Dylan Suher

Blockbuster of the Summer: Jaume Cabre’s Confessions

cabreJaume Cabré is a Catalan philologist, possibly a philosopher, as well as a writer, and it shows in this massive doorstopper of a book, which takes you through most of the European history of the 20th century, plus quite a few centuries of Spanish history (notably the Inquisition). The translator Maya Faye Lethem must have the patience of a saint, because the plays on words, the fragments from other languages, the philological inventiveness and sudden changes in time frames must have been extremely challenging to interpret and translate.

So yes, I’m not going to lie to you: it is not the easiest thing to sink your teeth into. It is long, complex, toying with your mind, suddenly veering into another story, another character’s point of view, another point in time. Even in the middle of a paragraph. Nevertheless, it’s all done with great verve, charm and wit and remains coherent (just about) and fun. Even though the subject matter is anything but fun, and it can be quite emotionally draining at times. You do have to succumb to it and allow yourself time to read quite large chunks daily, otherwise the magic might dissipate.

It’s the story of Adrià Ardèvol, who comes to realise he was born in the wrong family, that he has always been very much alone. He writes a long letter to his beloved, a sort of examination of his life, before he sinks into the enforced silence of dementia. He talks about his loveless childhood; his father’s distasteful business practices and the blood-spattered background to the family heirloom, a priceless Storioni violin; about never quite living up to expectations; his love for the beautiful Sara and trying to meet her Jewish family. Interwoven with the personal, we find moving accounts and moments of sharp insight about the Spanish Civil War, about the suppression of the Catalan language, about medical experimentation and gas chambers in the German concentration camps, religious and ideological battles throughout Spanish history and so much more.

Some of the repetitions are funny, others moving, while yet others are occasionally annoying. The sudden stops mid-sentence and switching of topic can be off-putting. I think it’s supposed to reflect Adrià’s growing mental confusion. There is perhaps too much ‘bagginess’ in the novel’s structure, but the book rewards those who persevere and reveals its secrets gradually (and with an element of surprise which appears more often in mystery novels). Above all, it appears to be a meditation on the nature of evil: it is unbearably bleak at times, showing that evil has always existed and is inescapable.

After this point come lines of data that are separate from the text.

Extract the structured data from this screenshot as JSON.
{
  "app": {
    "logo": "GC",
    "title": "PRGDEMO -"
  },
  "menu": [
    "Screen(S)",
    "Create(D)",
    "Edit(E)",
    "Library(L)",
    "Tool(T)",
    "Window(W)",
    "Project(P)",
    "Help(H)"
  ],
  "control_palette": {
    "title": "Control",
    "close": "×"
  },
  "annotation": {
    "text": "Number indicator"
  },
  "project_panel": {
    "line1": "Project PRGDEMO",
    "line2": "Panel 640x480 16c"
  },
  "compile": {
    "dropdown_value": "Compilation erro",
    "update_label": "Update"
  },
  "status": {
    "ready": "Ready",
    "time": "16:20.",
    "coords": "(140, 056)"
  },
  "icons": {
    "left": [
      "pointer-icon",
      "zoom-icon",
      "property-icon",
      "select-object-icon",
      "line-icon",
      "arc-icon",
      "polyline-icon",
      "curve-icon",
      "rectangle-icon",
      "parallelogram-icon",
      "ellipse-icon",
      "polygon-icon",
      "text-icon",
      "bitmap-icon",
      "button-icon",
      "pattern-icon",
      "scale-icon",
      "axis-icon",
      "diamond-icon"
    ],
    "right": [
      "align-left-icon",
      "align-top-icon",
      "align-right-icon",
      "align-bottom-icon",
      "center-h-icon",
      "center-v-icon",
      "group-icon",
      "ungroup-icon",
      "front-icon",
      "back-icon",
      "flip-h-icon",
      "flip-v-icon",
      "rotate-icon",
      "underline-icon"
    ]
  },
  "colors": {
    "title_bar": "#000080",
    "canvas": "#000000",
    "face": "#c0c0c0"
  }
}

This was not a #20booksofsummer effort (I wish it had been!), but it had been sitting on my shelf for far too long. I was intimidated by its length and reputation of being ‘difficult’, but the imminent move made me decide to tackle it (so that I can decide whether to keep it or donate it).

This has ‘cult book’ written all over it. As a teenage fan of Foucault’s Pendulum and One Hundred Years of Solitude, I think it’s a keeper.